CALGARY — Admit it – you'd love to see a federal election. Governments may be boring, but campaigning is so much fun. Sadly, this week's Quebec by-elections make a quick call for a national vote much less likely. After doing so badly, neither the Liberals' Stéphane Dion nor Gilles Duceppe of the Bloc Québécois will be in a hurry to pull the plug.
That's because the results were a dream come true for Prime Minister Stephen Harper. Not only did the Conservatives gain a seat while their main opponents each gave up one, the Liberals' loss was right in their leader's backyard. Mr. Dion imposed his candidate on what had been the safest of ridings and then hyped the Outremont race by spending so much time there that he must have damaged his already shaky reputation.
As a result, political junkies waiting for Parliament to reconvene on Oct. 16 can forget about seeing the opposition parties defeat the government right after the Speech from the Throne and spark an election this fall – Mr. Harper's fifth campaign in six years. Much as he might like an early race, election dates are now fixed by legislation and he can't just ask the Governor-General to dissolve Parliament. The opposition must pass a no-confidence vote, and that just got a lot less likely.
And why would he want to go to the polls? Because Stephen Harper is trying to do what no Conservative leader since Sir John A. Macdonald has been able to do – build a viable, long-term political coalition with a broad enough appeal to win elections and, if it falls short, enough strength of character and self-discipline to avoid immolating itself on a bonfire of recrimination. In other words, he wants the Conservatives to replace the Liberals as the natural governing party of Canada.
By winning the last election, Mr. Harper's campaign team demonstrated its ability to learn from experience and to correct its mistakes. And there were plenty of them. When the team came together in 2001, its members were more like “friends of Stephen” than professional campaigners – although passionate about getting their man elected, they had a lot to learn.
For example, at the beginning, the Canadian Alliance campaign's organization was simply unworkable (too many people who didn't know each other in too many cities) and the plan for selling and processing of memberships was inadequate. In 2003, several months were wasted in the Perth-Middlesex riding's by-election (although the loss led directly to the merger with the Progressive Conservatives) and, in 2004, there was a failure to respond to negative ads, poor communication of the platform and the absence of an indigenous campaign in Quebec. As well, there was the late lapse that caused a Conservative slump and a devastating Liberal counterattack at the end of the race.

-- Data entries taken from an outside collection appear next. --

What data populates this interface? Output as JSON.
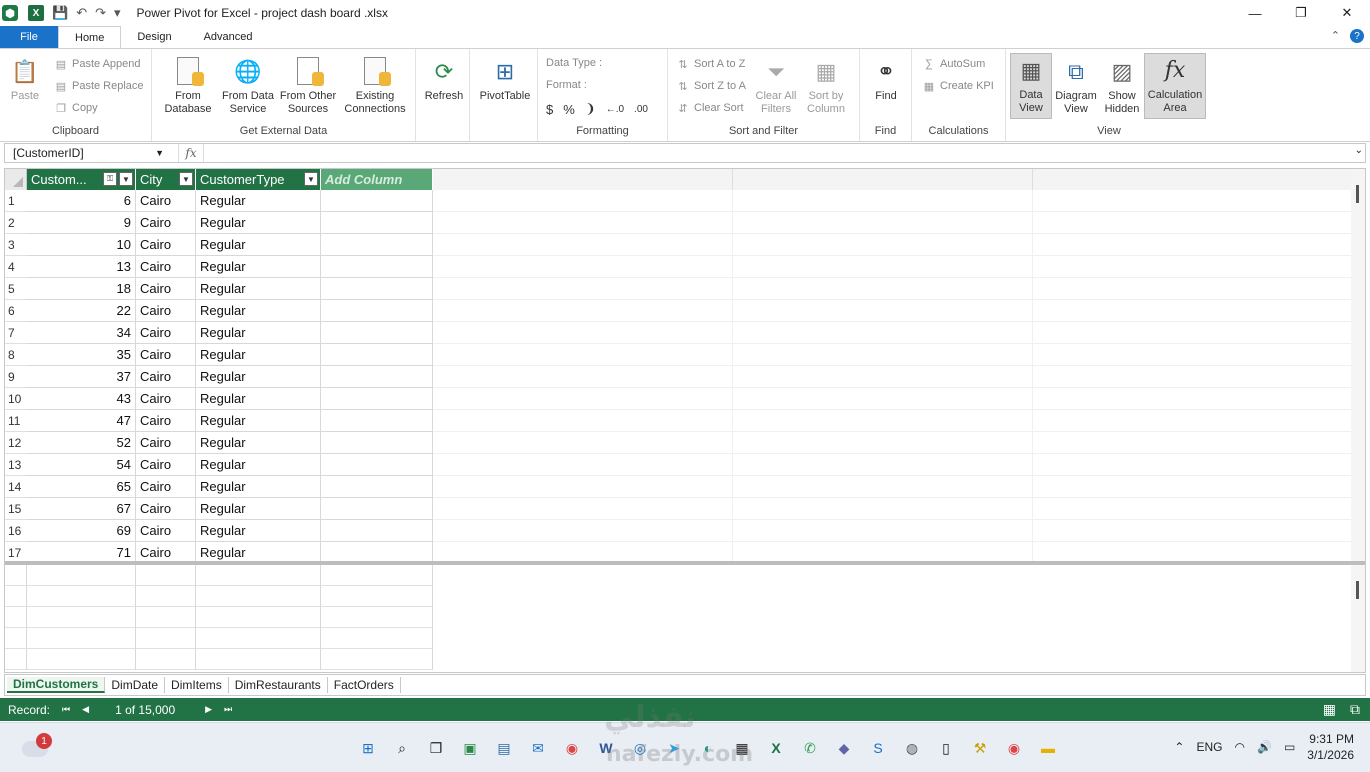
{
  "window": {
    "title": "Power Pivot for Excel - project dash board .xlsx",
    "minimize": "—",
    "maximize": "❐",
    "close": "✕"
  },
  "ribbon_tabs": [
    "File",
    "Home",
    "Design",
    "Advanced"
  ],
  "ribbon": {
    "clipboard": {
      "label": "Clipboard",
      "paste": "Paste",
      "paste_append": "Paste Append",
      "paste_replace": "Paste Replace",
      "copy": "Copy"
    },
    "get_external_data": {
      "label": "Get External Data",
      "from_database": "From Database",
      "from_data_service": "From Data Service",
      "from_other_sources": "From Other Sources",
      "existing_connections": "Existing Connections"
    },
    "refresh": "Refresh",
    "pivottable": "PivotTable",
    "formatting": {
      "label": "Formatting",
      "data_type": "Data Type :",
      "format": "Format :",
      "currency": "$",
      "percent": "%",
      "comma": "❩",
      "inc_decimal": "←.0",
      "dec_decimal": ".00"
    },
    "sort_filter": {
      "label": "Sort and Filter",
      "sort_az": "Sort A to Z",
      "sort_za": "Sort Z to A",
      "clear_sort": "Clear Sort",
      "clear_all_filters": "Clear All Filters",
      "sort_by_column": "Sort by Column"
    },
    "find": {
      "label": "Find",
      "button": "Find"
    },
    "calculations": {
      "label": "Calculations",
      "autosum": "AutoSum",
      "create_kpi": "Create KPI"
    },
    "view": {
      "label": "View",
      "data_view": "Data View",
      "diagram_view": "Diagram View",
      "show_hidden": "Show Hidden",
      "calculation_area": "Calculation Area"
    }
  },
  "formula_bar": {
    "name_box": "[CustomerID]",
    "fx": "fx",
    "formula": ""
  },
  "table": {
    "columns": [
      "Custom...",
      "City",
      "CustomerType",
      "Add Column"
    ],
    "rows": [
      {
        "n": "1",
        "id": "6",
        "city": "Cairo",
        "type": "Regular"
      },
      {
        "n": "2",
        "id": "9",
        "city": "Cairo",
        "type": "Regular"
      },
      {
        "n": "3",
        "id": "10",
        "city": "Cairo",
        "type": "Regular"
      },
      {
        "n": "4",
        "id": "13",
        "city": "Cairo",
        "type": "Regular"
      },
      {
        "n": "5",
        "id": "18",
        "city": "Cairo",
        "type": "Regular"
      },
      {
        "n": "6",
        "id": "22",
        "city": "Cairo",
        "type": "Regular"
      },
      {
        "n": "7",
        "id": "34",
        "city": "Cairo",
        "type": "Regular"
      },
      {
        "n": "8",
        "id": "35",
        "city": "Cairo",
        "type": "Regular"
      },
      {
        "n": "9",
        "id": "37",
        "city": "Cairo",
        "type": "Regular"
      },
      {
        "n": "10",
        "id": "43",
        "city": "Cairo",
        "type": "Regular"
      },
      {
        "n": "11",
        "id": "47",
        "city": "Cairo",
        "type": "Regular"
      },
      {
        "n": "12",
        "id": "52",
        "city": "Cairo",
        "type": "Regular"
      },
      {
        "n": "13",
        "id": "54",
        "city": "Cairo",
        "type": "Regular"
      },
      {
        "n": "14",
        "id": "65",
        "city": "Cairo",
        "type": "Regular"
      },
      {
        "n": "15",
        "id": "67",
        "city": "Cairo",
        "type": "Regular"
      },
      {
        "n": "16",
        "id": "69",
        "city": "Cairo",
        "type": "Regular"
      },
      {
        "n": "17",
        "id": "71",
        "city": "Cairo",
        "type": "Regular"
      }
    ]
  },
  "sheet_tabs": [
    "DimCustomers",
    "DimDate",
    "DimItems",
    "DimRestaurants",
    "FactOrders"
  ],
  "status": {
    "record_label": "Record:",
    "record": "1 of 15,000"
  },
  "taskbar": {
    "notification_count": "1",
    "language": "ENG",
    "time": "9:31 PM",
    "date": "3/1/2026"
  },
  "watermark": {
    "arabic": "نفذلي",
    "latin": "nafezly.com"
  }
}
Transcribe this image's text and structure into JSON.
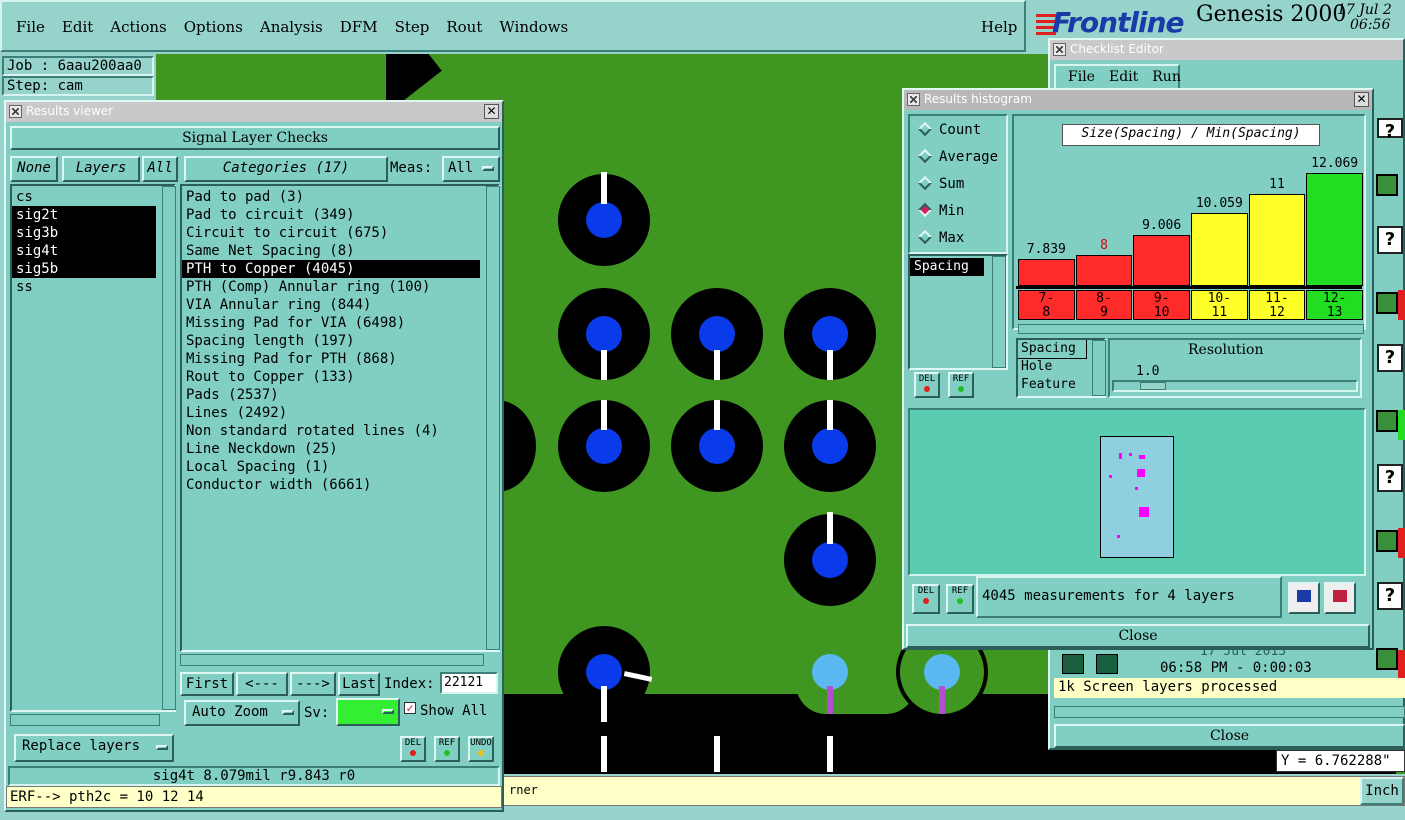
{
  "menubar": {
    "items": [
      "File",
      "Edit",
      "Actions",
      "Options",
      "Analysis",
      "DFM",
      "Step",
      "Rout",
      "Windows"
    ],
    "help": "Help"
  },
  "brand": {
    "logo": "Frontline",
    "product": "Genesis 2000",
    "date": "17 Jul 2",
    "time": "06:56"
  },
  "job": {
    "job_line": "Job : 6aau200aa0",
    "step_line": "Step: cam"
  },
  "results_viewer": {
    "title": "Results viewer",
    "header": "Signal Layer Checks",
    "none_btn": "None",
    "layers_btn": "Layers",
    "all_btn": "All",
    "categories_btn": "Categories (17)",
    "meas_label": "Meas:",
    "meas_value": "All",
    "layers": [
      {
        "name": "cs",
        "selected": false
      },
      {
        "name": "sig2t",
        "selected": true
      },
      {
        "name": "sig3b",
        "selected": true
      },
      {
        "name": "sig4t",
        "selected": true
      },
      {
        "name": "sig5b",
        "selected": true
      },
      {
        "name": "ss",
        "selected": false
      }
    ],
    "categories": [
      {
        "name": "Pad to pad (3)",
        "selected": false
      },
      {
        "name": "Pad to circuit (349)",
        "selected": false
      },
      {
        "name": "Circuit to circuit (675)",
        "selected": false
      },
      {
        "name": "Same Net Spacing (8)",
        "selected": false
      },
      {
        "name": "PTH to Copper (4045)",
        "selected": true
      },
      {
        "name": "PTH (Comp) Annular ring (100)",
        "selected": false
      },
      {
        "name": "VIA Annular ring (844)",
        "selected": false
      },
      {
        "name": "Missing Pad for VIA (6498)",
        "selected": false
      },
      {
        "name": "Spacing length (197)",
        "selected": false
      },
      {
        "name": "Missing Pad for PTH (868)",
        "selected": false
      },
      {
        "name": "Rout to Copper (133)",
        "selected": false
      },
      {
        "name": "Pads (2537)",
        "selected": false
      },
      {
        "name": "Lines (2492)",
        "selected": false
      },
      {
        "name": "Non standard rotated lines (4)",
        "selected": false
      },
      {
        "name": "Line Neckdown (25)",
        "selected": false
      },
      {
        "name": "Local Spacing (1)",
        "selected": false
      },
      {
        "name": "Conductor width (6661)",
        "selected": false
      }
    ],
    "first_btn": "First",
    "prev_btn": "<---",
    "next_btn": "--->",
    "last_btn": "Last",
    "index_label": "Index:",
    "index_value": "22121",
    "auto_zoom": "Auto Zoom",
    "sv_label": "Sv:",
    "show_all": "Show All",
    "replace_layers": "Replace layers",
    "del_btn": "DEL",
    "ref_btn": "REF",
    "undo_btn": "UNDO",
    "status": "sig4t 8.079mil  r9.843  r0",
    "erf": "ERF--> pth2c = 10 12 14"
  },
  "histogram": {
    "title": "Results histogram",
    "modes": [
      {
        "label": "Count",
        "on": false
      },
      {
        "label": "Average",
        "on": false
      },
      {
        "label": "Sum",
        "on": false
      },
      {
        "label": "Min",
        "on": true
      },
      {
        "label": "Max",
        "on": false
      }
    ],
    "list_item": "Spacing",
    "heading": "Size(Spacing) / Min(Spacing)",
    "bars": [
      {
        "value": "7.839",
        "range": "7-\n8",
        "color": "#ff2a2a",
        "text": "#000"
      },
      {
        "value": "8",
        "range": "8-\n9",
        "color": "#ff2a2a",
        "text": "#e00000"
      },
      {
        "value": "9.006",
        "range": "9-\n10",
        "color": "#ff2a2a",
        "text": "#000"
      },
      {
        "value": "10.059",
        "range": "10-\n11",
        "color": "#ffff2a",
        "text": "#000"
      },
      {
        "value": "11",
        "range": "11-\n12",
        "color": "#ffff2a",
        "text": "#000"
      },
      {
        "value": "12.069",
        "range": "12-\n13",
        "color": "#22dd22",
        "text": "#000"
      }
    ],
    "type_list": [
      "Spacing",
      "Hole",
      "Feature"
    ],
    "resolution_label": "Resolution",
    "resolution_value": "1.0",
    "del_btn": "DEL",
    "ref_btn": "REF",
    "measurements": "4045 measurements for 4 layers",
    "close": "Close"
  },
  "checklist": {
    "title": "Checklist Editor",
    "menu": [
      "File",
      "Edit",
      "Run"
    ],
    "time_row": "17 Jul 2013",
    "time_row2": "06:58 PM - 0:00:03",
    "processed": "1k Screen layers processed",
    "close": "Close",
    "y_readout": "Y = 6.762288\""
  },
  "bottom": {
    "corner_text": "rner",
    "inch": "Inch"
  },
  "chart_data": {
    "type": "bar",
    "title": "Size(Spacing) / Min(Spacing)",
    "categories": [
      "7-8",
      "8-9",
      "9-10",
      "10-11",
      "11-12",
      "12-13"
    ],
    "values": [
      7.839,
      8,
      9.006,
      10.059,
      11,
      12.069
    ],
    "colors": [
      "#ff2a2a",
      "#ff2a2a",
      "#ff2a2a",
      "#ffff2a",
      "#ffff2a",
      "#22dd22"
    ],
    "xlabel": "",
    "ylabel": ""
  }
}
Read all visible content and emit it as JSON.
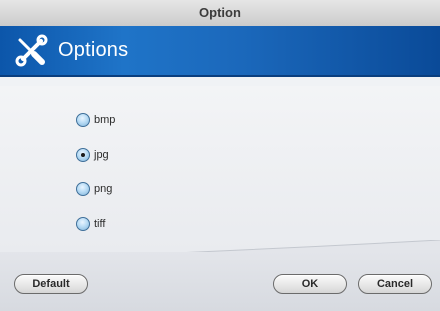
{
  "window": {
    "title": "Option"
  },
  "banner": {
    "title": "Options",
    "icon": "tools-icon"
  },
  "format_options": [
    {
      "label": "bmp",
      "checked": false
    },
    {
      "label": "jpg",
      "checked": true
    },
    {
      "label": "png",
      "checked": false
    },
    {
      "label": "tiff",
      "checked": false
    }
  ],
  "buttons": {
    "default_label": "Default",
    "ok_label": "OK",
    "cancel_label": "Cancel"
  },
  "colors": {
    "banner_blue": "#1f74c8",
    "banner_dark": "#0a4a98"
  }
}
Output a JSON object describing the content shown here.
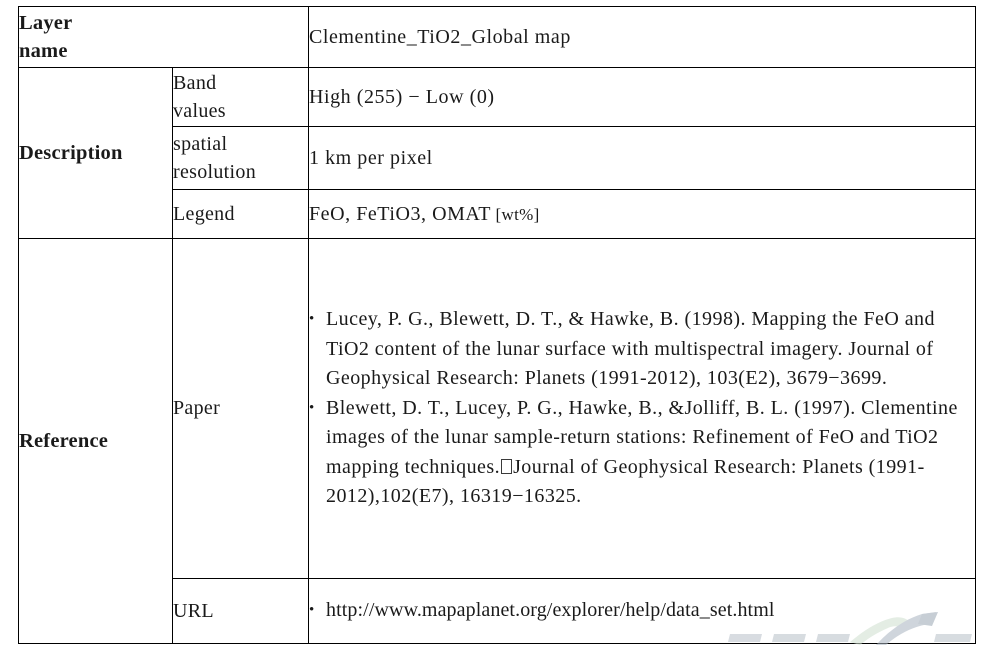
{
  "document": {
    "kind": "metadata-table",
    "colors": {
      "border": "#000000",
      "text": "#1a1a1a",
      "watermark_gray": "#b6bec7",
      "watermark_green": "#cfe0cf"
    }
  },
  "table": {
    "rows": [
      {
        "id": "layer-name",
        "label": "Layer\nname",
        "label_line1": "Layer",
        "label_line2": "name",
        "sub": null,
        "value": "Clementine_TiO2_Global map"
      },
      {
        "id": "band-values",
        "label": "Description",
        "sub_line1": "Band",
        "sub_line2": "values",
        "sub": "Band values",
        "value": "High (255) − Low (0)"
      },
      {
        "id": "spatial-resolution",
        "sub_line1": "spatial",
        "sub_line2": "resolution",
        "sub": "spatial resolution",
        "value": "1 km per pixel"
      },
      {
        "id": "legend",
        "sub": "Legend",
        "value_main": "FeO, FeTiO3, OMAT",
        "value_unit": "[wt%]"
      },
      {
        "id": "paper",
        "label": "Reference",
        "sub": "Paper",
        "references": [
          "Lucey, P. G., Blewett, D. T., & Hawke, B. (1998). Mapping the FeO and TiO2 content of the lunar surface with multispectral imagery. Journal of Geophysical Research: Planets (1991-2012), 103(E2), 3679−3699.",
          "Blewett, D. T., Lucey, P. G., Hawke, B., &Jolliff, B. L. (1997). Clementine images of the lunar sample-return stations: Refinement of FeO and TiO2 mapping techniques.□Journal of Geophysical Research: Planets (1991-2012),102(E7), 16319−16325."
        ],
        "reference_1_parts": {
          "before_box": "Lucey, P. G., Blewett, D. T., & Hawke, B. (1998). Mapping the FeO and TiO2 content of the lunar surface with multispectral imagery. Journal of Geophysical Research: Planets (1991-2012), 103(E2), 3679−3699."
        },
        "reference_2_parts": {
          "before_box": "Blewett, D. T., Lucey, P. G., Hawke, B., &Jolliff, B. L. (1997). Clementine images of the lunar sample-return stations: Refinement of FeO and TiO2 mapping techniques.",
          "after_box": "Journal of Geophysical Research: Planets (1991-2012),102(E7), 16319−16325."
        }
      },
      {
        "id": "url",
        "sub": "URL",
        "value": "http://www.mapaplanet.org/explorer/help/data_set.html"
      }
    ],
    "labels": {
      "layer_name_l1": "Layer",
      "layer_name_l2": "name",
      "description": "Description",
      "reference": "Reference"
    },
    "sub_labels": {
      "band_l1": "Band",
      "band_l2": "values",
      "spatial_l1": "spatial",
      "spatial_l2": "resolution",
      "legend": "Legend",
      "paper": "Paper",
      "url": "URL"
    },
    "values": {
      "layer_name": "Clementine_TiO2_Global map",
      "band_values": "High (255) − Low (0)",
      "spatial_resolution": "1 km per pixel",
      "legend_main": "FeO, FeTiO3, OMAT",
      "legend_unit": "[wt%]",
      "ref1": "Lucey, P. G., Blewett, D. T., & Hawke, B. (1998). Mapping the FeO and TiO2 content of the lunar surface with multispectral imagery. Journal of Geophysical Research: Planets (1991-2012), 103(E2), 3679−3699.",
      "ref2_before": "Blewett, D. T., Lucey, P. G., Hawke, B., &Jolliff, B. L. (1997). Clementine images of the lunar sample-return stations: Refinement of FeO and TiO2 mapping techniques.",
      "ref2_after": "Journal of Geophysical Research: Planets (1991-2012),102(E7), 16319−16325.",
      "url": "http://www.mapaplanet.org/explorer/help/data_set.html"
    }
  }
}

But the team learned – in politics you have to, or you won't be back – and the learning process has continued since the party came to power. For example, Mr. Harper has seen first-hand how difficult it can be to make good on some campaign promises.
But there are certain things the party still must do if it is to forge the political dynasty the Prime Minister has in mind.
I am no longer directly involved with the party's campaigns; after managing three of them and helping to organize a fourth, I've gone back to my day job as a political-science professor. However, from this tranquil perch, let me summarize what I learned before leaving – my Ten Commandments of Conservative Campaigning.
1. UnityThe party contains libertarians, social conservatives, populists, Red Tories, Quebec nationalists and Canadian nationalists, plus many people who don't care much about any of these “isms.” They all need each other. They can never win unless they try to understand each other and reach compromises that they can all live with.
2. Moderation Canada is not yet a conservative or Conservative country. The party can't win if it veers too far to the right of the average voter.